Spot each line in the data below containing "messages" and copy it.

● Items from a data source
--*--

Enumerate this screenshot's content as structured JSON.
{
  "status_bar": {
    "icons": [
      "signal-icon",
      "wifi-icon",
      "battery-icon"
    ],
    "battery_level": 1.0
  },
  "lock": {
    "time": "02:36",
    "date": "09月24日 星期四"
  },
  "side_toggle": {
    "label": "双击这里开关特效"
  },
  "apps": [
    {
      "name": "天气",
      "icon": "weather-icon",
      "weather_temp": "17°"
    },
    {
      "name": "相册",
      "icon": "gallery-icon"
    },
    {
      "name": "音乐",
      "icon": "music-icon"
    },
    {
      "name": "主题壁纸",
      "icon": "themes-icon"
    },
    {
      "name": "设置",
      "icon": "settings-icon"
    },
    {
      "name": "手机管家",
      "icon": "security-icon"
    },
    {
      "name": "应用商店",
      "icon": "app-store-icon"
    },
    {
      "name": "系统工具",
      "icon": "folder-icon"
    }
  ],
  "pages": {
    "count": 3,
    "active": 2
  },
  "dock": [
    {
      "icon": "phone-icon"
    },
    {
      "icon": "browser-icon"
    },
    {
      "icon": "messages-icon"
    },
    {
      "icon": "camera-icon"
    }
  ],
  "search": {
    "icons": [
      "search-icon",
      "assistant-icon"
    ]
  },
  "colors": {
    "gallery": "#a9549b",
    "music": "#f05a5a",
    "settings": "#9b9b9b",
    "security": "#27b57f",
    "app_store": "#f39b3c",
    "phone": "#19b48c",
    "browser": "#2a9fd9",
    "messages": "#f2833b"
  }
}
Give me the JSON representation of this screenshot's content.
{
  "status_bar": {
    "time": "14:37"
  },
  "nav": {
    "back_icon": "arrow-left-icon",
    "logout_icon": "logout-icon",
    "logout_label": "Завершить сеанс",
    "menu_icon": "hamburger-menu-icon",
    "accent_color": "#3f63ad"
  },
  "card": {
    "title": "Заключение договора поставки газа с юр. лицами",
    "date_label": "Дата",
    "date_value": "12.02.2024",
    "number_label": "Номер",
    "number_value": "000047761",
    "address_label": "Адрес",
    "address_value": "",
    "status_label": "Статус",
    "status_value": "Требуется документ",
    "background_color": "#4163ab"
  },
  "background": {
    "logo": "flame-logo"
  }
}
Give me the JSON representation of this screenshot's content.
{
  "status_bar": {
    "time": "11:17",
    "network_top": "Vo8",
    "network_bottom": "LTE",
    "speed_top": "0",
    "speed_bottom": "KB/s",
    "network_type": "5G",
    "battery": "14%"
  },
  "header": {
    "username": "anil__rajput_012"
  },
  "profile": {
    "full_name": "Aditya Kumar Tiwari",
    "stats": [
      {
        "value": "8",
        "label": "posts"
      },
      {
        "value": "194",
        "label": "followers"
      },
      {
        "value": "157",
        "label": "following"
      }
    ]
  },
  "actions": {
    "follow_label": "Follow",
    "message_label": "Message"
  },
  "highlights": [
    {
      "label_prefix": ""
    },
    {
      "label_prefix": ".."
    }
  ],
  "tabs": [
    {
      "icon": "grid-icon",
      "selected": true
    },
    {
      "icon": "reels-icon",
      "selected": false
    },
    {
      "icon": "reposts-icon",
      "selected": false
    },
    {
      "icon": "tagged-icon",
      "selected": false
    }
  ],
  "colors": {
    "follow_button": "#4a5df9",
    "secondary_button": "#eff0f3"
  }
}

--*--

● ANSWER FOR THIS EXERCISE
      "icon": "messages-icon"
    "messages": "#f2833b"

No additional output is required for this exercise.